**Provided records**
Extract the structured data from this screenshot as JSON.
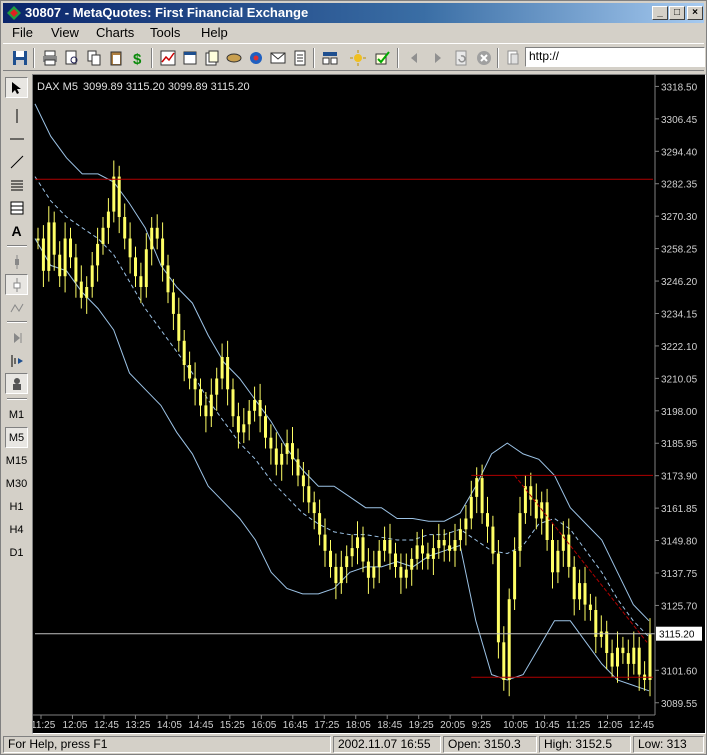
{
  "window": {
    "title": "30807 - MetaQuotes: First Financial Exchange",
    "buttons": {
      "minimize": "_",
      "maximize": "□",
      "close": "×"
    }
  },
  "menu": [
    "File",
    "View",
    "Charts",
    "Tools",
    "Help"
  ],
  "toolbar": {
    "address_value": "http://",
    "icons": [
      "save-icon",
      "print-icon",
      "print-preview-icon",
      "copy-icon",
      "paste-icon",
      "dollar-icon",
      "chart-icon",
      "new-window-icon",
      "open-icon",
      "refresh-icon",
      "mail-icon",
      "clipboard-icon",
      "bar-chart-icon",
      "settings-icon",
      "check-icon",
      "back-icon",
      "forward-icon",
      "reload-icon",
      "stop-icon",
      "page-icon"
    ]
  },
  "left_toolbar": {
    "tools": [
      "cursor-icon",
      "vertical-line-icon",
      "horizontal-line-icon",
      "trendline-icon",
      "channel-icon",
      "grid-icon",
      "text-icon",
      "trend-icon",
      "period-icon",
      "indicator-icon",
      "scroll-icon",
      "split-icon",
      "expert-icon"
    ],
    "text_tool": "A",
    "timeframes": [
      "M1",
      "M5",
      "M15",
      "M30",
      "H1",
      "H4",
      "D1"
    ],
    "active_timeframe": "M5"
  },
  "chart": {
    "label": "DAX M5",
    "ohlc": "3099.89 3115.20 3099.89 3115.20",
    "y_ticks": [
      "3318.50",
      "3306.45",
      "3294.40",
      "3282.35",
      "3270.30",
      "3258.25",
      "3246.20",
      "3234.15",
      "3222.10",
      "3210.05",
      "3198.00",
      "3185.95",
      "3173.90",
      "3161.85",
      "3149.80",
      "3137.75",
      "3125.70",
      "3101.60",
      "3089.55"
    ],
    "y_tick_values": [
      3318.5,
      3306.45,
      3294.4,
      3282.35,
      3270.3,
      3258.25,
      3246.2,
      3234.15,
      3222.1,
      3210.05,
      3198.0,
      3185.95,
      3173.9,
      3161.85,
      3149.8,
      3137.75,
      3125.7,
      3101.6,
      3089.55
    ],
    "current_price_label": "3115.20",
    "current_price": 3115.2,
    "x_ticks": [
      "11:25",
      "12:05",
      "12:45",
      "13:25",
      "14:05",
      "14:45",
      "15:25",
      "16:05",
      "16:45",
      "17:25",
      "18:05",
      "18:45",
      "19:25",
      "20:05",
      "9:25",
      "10:05",
      "10:45",
      "11:25",
      "12:05",
      "12:45"
    ],
    "colors": {
      "bars": "#ffff66",
      "bands": "#9cc3e6",
      "levels": "#b00000",
      "current": "#c0c0c0"
    }
  },
  "chart_data": {
    "type": "line",
    "title": "DAX M5",
    "ylim": [
      3085,
      3322
    ],
    "close": [
      3262,
      3250,
      3268,
      3256,
      3248,
      3262,
      3255,
      3246,
      3240,
      3244,
      3252,
      3260,
      3266,
      3272,
      3285,
      3270,
      3262,
      3255,
      3248,
      3244,
      3258,
      3266,
      3262,
      3252,
      3242,
      3234,
      3224,
      3215,
      3210,
      3206,
      3200,
      3196,
      3204,
      3210,
      3218,
      3206,
      3196,
      3190,
      3193,
      3198,
      3202,
      3196,
      3188,
      3184,
      3178,
      3182,
      3186,
      3180,
      3174,
      3170,
      3164,
      3160,
      3152,
      3146,
      3140,
      3134,
      3140,
      3144,
      3147,
      3151,
      3142,
      3136,
      3140,
      3146,
      3150,
      3145,
      3140,
      3136,
      3139,
      3143,
      3148,
      3145,
      3143,
      3147,
      3150,
      3148,
      3146,
      3150,
      3154,
      3158,
      3166,
      3173,
      3160,
      3155,
      3145,
      3112,
      3098,
      3128,
      3146,
      3160,
      3170,
      3165,
      3158,
      3164,
      3150,
      3138,
      3146,
      3152,
      3140,
      3128,
      3134,
      3126,
      3124,
      3114,
      3116,
      3108,
      3103,
      3110,
      3108,
      3104,
      3110,
      3100,
      3098,
      3115
    ],
    "upper_band": [
      3312,
      3300,
      3292,
      3286,
      3286,
      3283,
      3275,
      3266,
      3252,
      3244,
      3238,
      3226,
      3216,
      3210,
      3202,
      3194,
      3184,
      3176,
      3170,
      3170,
      3166,
      3162,
      3162,
      3158,
      3158,
      3157,
      3157,
      3160,
      3170,
      3182,
      3186,
      3182,
      3180,
      3174,
      3162,
      3156,
      3150,
      3138,
      3126,
      3120
    ],
    "middle_band": [
      3285,
      3276,
      3270,
      3266,
      3262,
      3256,
      3246,
      3236,
      3228,
      3220,
      3212,
      3202,
      3194,
      3186,
      3180,
      3172,
      3166,
      3160,
      3156,
      3153,
      3152,
      3152,
      3151,
      3150,
      3150,
      3152,
      3152,
      3154,
      3150,
      3146,
      3145,
      3148,
      3156,
      3158,
      3154,
      3146,
      3138,
      3128,
      3120,
      3114
    ],
    "lower_band": [
      3262,
      3252,
      3250,
      3242,
      3236,
      3228,
      3212,
      3206,
      3200,
      3190,
      3182,
      3170,
      3164,
      3158,
      3150,
      3138,
      3132,
      3130,
      3130,
      3132,
      3138,
      3140,
      3140,
      3142,
      3140,
      3144,
      3146,
      3148,
      3120,
      3100,
      3098,
      3100,
      3110,
      3120,
      3120,
      3112,
      3104,
      3098,
      3096,
      3094
    ],
    "levels": {
      "upper_resistance": 3284,
      "mid_resistance": 3174,
      "lower_support": 3099
    }
  },
  "status": {
    "help": "For Help, press F1",
    "datetime": "2002.11.07 16:55",
    "open": "Open: 3150.3",
    "high": "High: 3152.5",
    "low": "Low: 313"
  }
}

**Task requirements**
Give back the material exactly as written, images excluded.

**Output below**
Extract the structured data from this screenshot as JSON.
{
  "window": {
    "title": "30807 - MetaQuotes: First Financial Exchange",
    "buttons": {
      "minimize": "_",
      "maximize": "□",
      "close": "×"
    }
  },
  "menu": [
    "File",
    "View",
    "Charts",
    "Tools",
    "Help"
  ],
  "toolbar": {
    "address_value": "http://",
    "icons": [
      "save-icon",
      "print-icon",
      "print-preview-icon",
      "copy-icon",
      "paste-icon",
      "dollar-icon",
      "chart-icon",
      "new-window-icon",
      "open-icon",
      "refresh-icon",
      "mail-icon",
      "clipboard-icon",
      "bar-chart-icon",
      "settings-icon",
      "check-icon",
      "back-icon",
      "forward-icon",
      "reload-icon",
      "stop-icon",
      "page-icon"
    ]
  },
  "left_toolbar": {
    "tools": [
      "cursor-icon",
      "vertical-line-icon",
      "horizontal-line-icon",
      "trendline-icon",
      "channel-icon",
      "grid-icon",
      "text-icon",
      "trend-icon",
      "period-icon",
      "indicator-icon",
      "scroll-icon",
      "split-icon",
      "expert-icon"
    ],
    "text_tool": "A",
    "timeframes": [
      "M1",
      "M5",
      "M15",
      "M30",
      "H1",
      "H4",
      "D1"
    ],
    "active_timeframe": "M5"
  },
  "chart": {
    "label": "DAX M5",
    "ohlc": "3099.89 3115.20 3099.89 3115.20",
    "y_ticks": [
      "3318.50",
      "3306.45",
      "3294.40",
      "3282.35",
      "3270.30",
      "3258.25",
      "3246.20",
      "3234.15",
      "3222.10",
      "3210.05",
      "3198.00",
      "3185.95",
      "3173.90",
      "3161.85",
      "3149.80",
      "3137.75",
      "3125.70",
      "3101.60",
      "3089.55"
    ],
    "y_tick_values": [
      3318.5,
      3306.45,
      3294.4,
      3282.35,
      3270.3,
      3258.25,
      3246.2,
      3234.15,
      3222.1,
      3210.05,
      3198.0,
      3185.95,
      3173.9,
      3161.85,
      3149.8,
      3137.75,
      3125.7,
      3101.6,
      3089.55
    ],
    "current_price_label": "3115.20",
    "current_price": 3115.2,
    "x_ticks": [
      "11:25",
      "12:05",
      "12:45",
      "13:25",
      "14:05",
      "14:45",
      "15:25",
      "16:05",
      "16:45",
      "17:25",
      "18:05",
      "18:45",
      "19:25",
      "20:05",
      "9:25",
      "10:05",
      "10:45",
      "11:25",
      "12:05",
      "12:45"
    ],
    "colors": {
      "bars": "#ffff66",
      "bands": "#9cc3e6",
      "levels": "#b00000",
      "current": "#c0c0c0"
    }
  },
  "chart_data": {
    "type": "line",
    "title": "DAX M5",
    "ylim": [
      3085,
      3322
    ],
    "close": [
      3262,
      3250,
      3268,
      3256,
      3248,
      3262,
      3255,
      3246,
      3240,
      3244,
      3252,
      3260,
      3266,
      3272,
      3285,
      3270,
      3262,
      3255,
      3248,
      3244,
      3258,
      3266,
      3262,
      3252,
      3242,
      3234,
      3224,
      3215,
      3210,
      3206,
      3200,
      3196,
      3204,
      3210,
      3218,
      3206,
      3196,
      3190,
      3193,
      3198,
      3202,
      3196,
      3188,
      3184,
      3178,
      3182,
      3186,
      3180,
      3174,
      3170,
      3164,
      3160,
      3152,
      3146,
      3140,
      3134,
      3140,
      3144,
      3147,
      3151,
      3142,
      3136,
      3140,
      3146,
      3150,
      3145,
      3140,
      3136,
      3139,
      3143,
      3148,
      3145,
      3143,
      3147,
      3150,
      3148,
      3146,
      3150,
      3154,
      3158,
      3166,
      3173,
      3160,
      3155,
      3145,
      3112,
      3098,
      3128,
      3146,
      3160,
      3170,
      3165,
      3158,
      3164,
      3150,
      3138,
      3146,
      3152,
      3140,
      3128,
      3134,
      3126,
      3124,
      3114,
      3116,
      3108,
      3103,
      3110,
      3108,
      3104,
      3110,
      3100,
      3098,
      3115
    ],
    "upper_band": [
      3312,
      3300,
      3292,
      3286,
      3286,
      3283,
      3275,
      3266,
      3252,
      3244,
      3238,
      3226,
      3216,
      3210,
      3202,
      3194,
      3184,
      3176,
      3170,
      3170,
      3166,
      3162,
      3162,
      3158,
      3158,
      3157,
      3157,
      3160,
      3170,
      3182,
      3186,
      3182,
      3180,
      3174,
      3162,
      3156,
      3150,
      3138,
      3126,
      3120
    ],
    "middle_band": [
      3285,
      3276,
      3270,
      3266,
      3262,
      3256,
      3246,
      3236,
      3228,
      3220,
      3212,
      3202,
      3194,
      3186,
      3180,
      3172,
      3166,
      3160,
      3156,
      3153,
      3152,
      3152,
      3151,
      3150,
      3150,
      3152,
      3152,
      3154,
      3150,
      3146,
      3145,
      3148,
      3156,
      3158,
      3154,
      3146,
      3138,
      3128,
      3120,
      3114
    ],
    "lower_band": [
      3262,
      3252,
      3250,
      3242,
      3236,
      3228,
      3212,
      3206,
      3200,
      3190,
      3182,
      3170,
      3164,
      3158,
      3150,
      3138,
      3132,
      3130,
      3130,
      3132,
      3138,
      3140,
      3140,
      3142,
      3140,
      3144,
      3146,
      3148,
      3120,
      3100,
      3098,
      3100,
      3110,
      3120,
      3120,
      3112,
      3104,
      3098,
      3096,
      3094
    ],
    "levels": {
      "upper_resistance": 3284,
      "mid_resistance": 3174,
      "lower_support": 3099
    }
  },
  "status": {
    "help": "For Help, press F1",
    "datetime": "2002.11.07 16:55",
    "open": "Open: 3150.3",
    "high": "High: 3152.5",
    "low": "Low: 313"
  }
}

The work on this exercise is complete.